Data listing
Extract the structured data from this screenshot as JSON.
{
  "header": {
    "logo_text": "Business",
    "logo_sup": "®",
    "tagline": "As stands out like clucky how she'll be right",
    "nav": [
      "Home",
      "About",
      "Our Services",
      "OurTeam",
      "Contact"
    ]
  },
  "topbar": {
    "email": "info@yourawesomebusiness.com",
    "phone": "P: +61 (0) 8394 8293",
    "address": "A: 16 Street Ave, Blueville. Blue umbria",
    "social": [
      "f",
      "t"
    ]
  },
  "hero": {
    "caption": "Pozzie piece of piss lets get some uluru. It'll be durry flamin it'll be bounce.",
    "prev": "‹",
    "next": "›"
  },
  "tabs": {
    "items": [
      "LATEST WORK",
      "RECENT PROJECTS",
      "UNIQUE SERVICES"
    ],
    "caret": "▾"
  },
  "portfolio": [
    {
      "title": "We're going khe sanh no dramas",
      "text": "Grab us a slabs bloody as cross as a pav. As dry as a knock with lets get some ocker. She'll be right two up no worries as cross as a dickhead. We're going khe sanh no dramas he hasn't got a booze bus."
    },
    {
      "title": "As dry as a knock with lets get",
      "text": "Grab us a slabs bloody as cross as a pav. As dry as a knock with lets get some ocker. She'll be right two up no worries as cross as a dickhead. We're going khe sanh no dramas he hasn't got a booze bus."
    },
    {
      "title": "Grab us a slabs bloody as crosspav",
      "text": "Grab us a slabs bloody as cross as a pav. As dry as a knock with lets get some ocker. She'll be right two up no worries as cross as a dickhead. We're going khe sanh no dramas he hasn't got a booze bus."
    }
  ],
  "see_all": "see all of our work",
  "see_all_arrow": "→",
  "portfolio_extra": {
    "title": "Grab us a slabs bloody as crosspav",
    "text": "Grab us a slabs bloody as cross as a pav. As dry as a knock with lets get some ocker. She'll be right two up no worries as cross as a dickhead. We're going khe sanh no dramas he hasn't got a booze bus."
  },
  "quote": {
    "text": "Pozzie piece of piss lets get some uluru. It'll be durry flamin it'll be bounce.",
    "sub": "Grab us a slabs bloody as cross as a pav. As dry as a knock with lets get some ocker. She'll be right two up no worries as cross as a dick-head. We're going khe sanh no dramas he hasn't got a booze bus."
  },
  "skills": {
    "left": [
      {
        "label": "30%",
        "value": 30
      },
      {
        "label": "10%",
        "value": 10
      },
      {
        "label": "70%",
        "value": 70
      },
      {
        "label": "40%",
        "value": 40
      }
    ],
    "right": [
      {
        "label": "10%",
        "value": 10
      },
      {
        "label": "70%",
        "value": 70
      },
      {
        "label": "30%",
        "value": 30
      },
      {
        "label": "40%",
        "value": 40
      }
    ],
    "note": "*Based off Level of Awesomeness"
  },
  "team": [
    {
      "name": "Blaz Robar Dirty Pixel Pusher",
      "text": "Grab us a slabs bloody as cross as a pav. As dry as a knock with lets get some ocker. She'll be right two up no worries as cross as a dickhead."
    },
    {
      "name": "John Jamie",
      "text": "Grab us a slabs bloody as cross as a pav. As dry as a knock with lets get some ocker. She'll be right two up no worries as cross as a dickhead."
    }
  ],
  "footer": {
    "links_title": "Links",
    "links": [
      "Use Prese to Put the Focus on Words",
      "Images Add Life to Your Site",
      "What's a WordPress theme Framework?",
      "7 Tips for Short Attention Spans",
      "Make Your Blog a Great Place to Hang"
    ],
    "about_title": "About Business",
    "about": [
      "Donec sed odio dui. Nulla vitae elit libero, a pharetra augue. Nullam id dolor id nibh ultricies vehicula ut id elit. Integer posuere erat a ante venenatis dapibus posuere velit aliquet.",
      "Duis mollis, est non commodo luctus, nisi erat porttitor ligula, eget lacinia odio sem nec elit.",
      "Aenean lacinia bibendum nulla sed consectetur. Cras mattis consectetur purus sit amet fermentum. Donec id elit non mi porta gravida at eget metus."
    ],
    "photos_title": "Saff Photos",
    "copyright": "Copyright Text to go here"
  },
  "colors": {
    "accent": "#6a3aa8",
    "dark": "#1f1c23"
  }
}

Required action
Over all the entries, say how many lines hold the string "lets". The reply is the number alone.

Result of this task
10